This week, they will try to become storytellers themselves and will harness their inner Brandon Stanton.  I cannot wait to see their results, and I cannot wait for them to answer our seminar questions.

It’s amazing what happens when people are given the opportunity to share their stories. It’s amazing what happens when people take time to read those stories.  It’s amazing what Brandon Stanton has done.

So thank you, Brandon, for not only inspiring millions around the world, but for helping my students think.  Thank you for quieting my 8th graders in the best way possible.

The Courage to Admit We’re Flawed
Photo Credit: James Vaughan

In 2015, I spent a large amount of time devoted to learning more about equity and inclusion.  My work at the Multicultural Teaching Institute in Weston, MA and the National Diversity Directors Institute in Potomac, Maryland transformed me and lit a fire within.  I truly am committed to making the school experience of my students a more equitable experience, but man, is it hard sometimes!  It’s hard for me and it’s hard for others.

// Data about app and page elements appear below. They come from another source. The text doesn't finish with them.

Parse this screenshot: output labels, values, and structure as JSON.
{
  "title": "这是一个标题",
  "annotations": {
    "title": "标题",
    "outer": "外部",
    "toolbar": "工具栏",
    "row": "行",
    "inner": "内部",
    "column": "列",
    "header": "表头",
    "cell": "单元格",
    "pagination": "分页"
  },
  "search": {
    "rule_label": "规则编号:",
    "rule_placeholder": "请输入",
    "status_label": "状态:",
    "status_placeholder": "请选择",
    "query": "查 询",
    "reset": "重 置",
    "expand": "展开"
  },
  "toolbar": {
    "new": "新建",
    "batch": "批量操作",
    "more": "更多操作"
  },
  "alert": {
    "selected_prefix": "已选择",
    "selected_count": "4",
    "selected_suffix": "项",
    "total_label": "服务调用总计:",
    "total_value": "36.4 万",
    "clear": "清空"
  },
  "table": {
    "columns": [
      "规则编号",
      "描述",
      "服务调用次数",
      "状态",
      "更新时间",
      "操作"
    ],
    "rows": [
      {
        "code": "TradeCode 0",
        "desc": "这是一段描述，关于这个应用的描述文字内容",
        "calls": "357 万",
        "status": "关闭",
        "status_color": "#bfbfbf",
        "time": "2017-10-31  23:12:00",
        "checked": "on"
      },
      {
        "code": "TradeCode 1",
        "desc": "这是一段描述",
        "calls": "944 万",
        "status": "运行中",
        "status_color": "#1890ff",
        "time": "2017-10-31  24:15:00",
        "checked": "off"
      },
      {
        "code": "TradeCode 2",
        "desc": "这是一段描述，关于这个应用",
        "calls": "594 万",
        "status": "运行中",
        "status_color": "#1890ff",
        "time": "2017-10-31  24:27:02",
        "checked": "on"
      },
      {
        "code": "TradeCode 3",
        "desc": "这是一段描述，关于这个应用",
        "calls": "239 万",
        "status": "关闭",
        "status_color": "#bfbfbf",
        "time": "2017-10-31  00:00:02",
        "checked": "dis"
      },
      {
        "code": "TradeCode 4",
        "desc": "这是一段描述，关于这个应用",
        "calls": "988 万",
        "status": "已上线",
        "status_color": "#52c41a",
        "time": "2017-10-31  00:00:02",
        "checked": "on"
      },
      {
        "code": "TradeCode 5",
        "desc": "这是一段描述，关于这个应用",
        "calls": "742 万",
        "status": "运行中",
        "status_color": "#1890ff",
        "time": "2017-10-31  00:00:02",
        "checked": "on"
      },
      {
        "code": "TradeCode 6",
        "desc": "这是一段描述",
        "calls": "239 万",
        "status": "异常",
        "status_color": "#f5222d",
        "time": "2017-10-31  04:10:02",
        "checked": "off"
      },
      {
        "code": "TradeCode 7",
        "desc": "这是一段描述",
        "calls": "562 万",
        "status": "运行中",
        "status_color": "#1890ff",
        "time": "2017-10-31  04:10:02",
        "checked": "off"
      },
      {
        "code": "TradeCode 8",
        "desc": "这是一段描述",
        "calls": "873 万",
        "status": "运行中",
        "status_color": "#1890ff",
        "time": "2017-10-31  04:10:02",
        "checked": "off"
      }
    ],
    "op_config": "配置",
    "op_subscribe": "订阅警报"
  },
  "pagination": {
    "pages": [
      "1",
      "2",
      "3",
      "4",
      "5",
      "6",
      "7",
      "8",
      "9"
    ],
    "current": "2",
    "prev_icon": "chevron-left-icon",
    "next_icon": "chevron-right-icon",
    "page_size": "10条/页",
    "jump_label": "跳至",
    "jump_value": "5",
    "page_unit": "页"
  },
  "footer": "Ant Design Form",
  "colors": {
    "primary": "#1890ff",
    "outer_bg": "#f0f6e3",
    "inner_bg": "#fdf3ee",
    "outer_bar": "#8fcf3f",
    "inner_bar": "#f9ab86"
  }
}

Despite my dedication and knowledge, I make mistakes.  I don’t always realize when I am creating disadvantages or inflicting bias. I don’t like when people question my beliefs or behaviors.  I struggle with my own privilege and often still don’t see when I am advantaged. I get frustrated with other adults who don’t see the importance of these issues or cannot admit they may have a role.   In doing so, I may sometimes put them off instead of turning them on.  I worry.

The one thing I have taken away through all I have read, listened to, and communicated is how much this is a journey for me and everyone else.  And what I have to remind myself is though the destination may be the same, how we travel and the roads we take are very different.

I need to accept that I do not know everything yet and that I will learn more. I must remember that I may know more than others and be inspired by small growth.  I have to acknowledge that this journey is one of the most difficult I will face as an educator, that failure is inevitable, and forgiveness is sacred.

All these things take courage, which is why they are so difficult.  It takes courage to admit we may be prejudiced.  It takes courage to admit that we are in fact biased.  It takes courage to admit that not all students share the same experience and we may have a role in that.  It takes courage to look deep inside ourselves and admit we may have done things wrong in the past.  It takes courages to acknowledge that even when we try our best, we can still fail. It takes courage to admit we’re flawed.

But it also takes courage to not give up, to keep fighting when people are fighting you, to be willing to learn more, to be uncomfortable, to feel alone in the fight, to find solace in others, to admit you don’t know everything.  To ask for help.

This year, 2016, my intention is to be courageous.  Are you with me?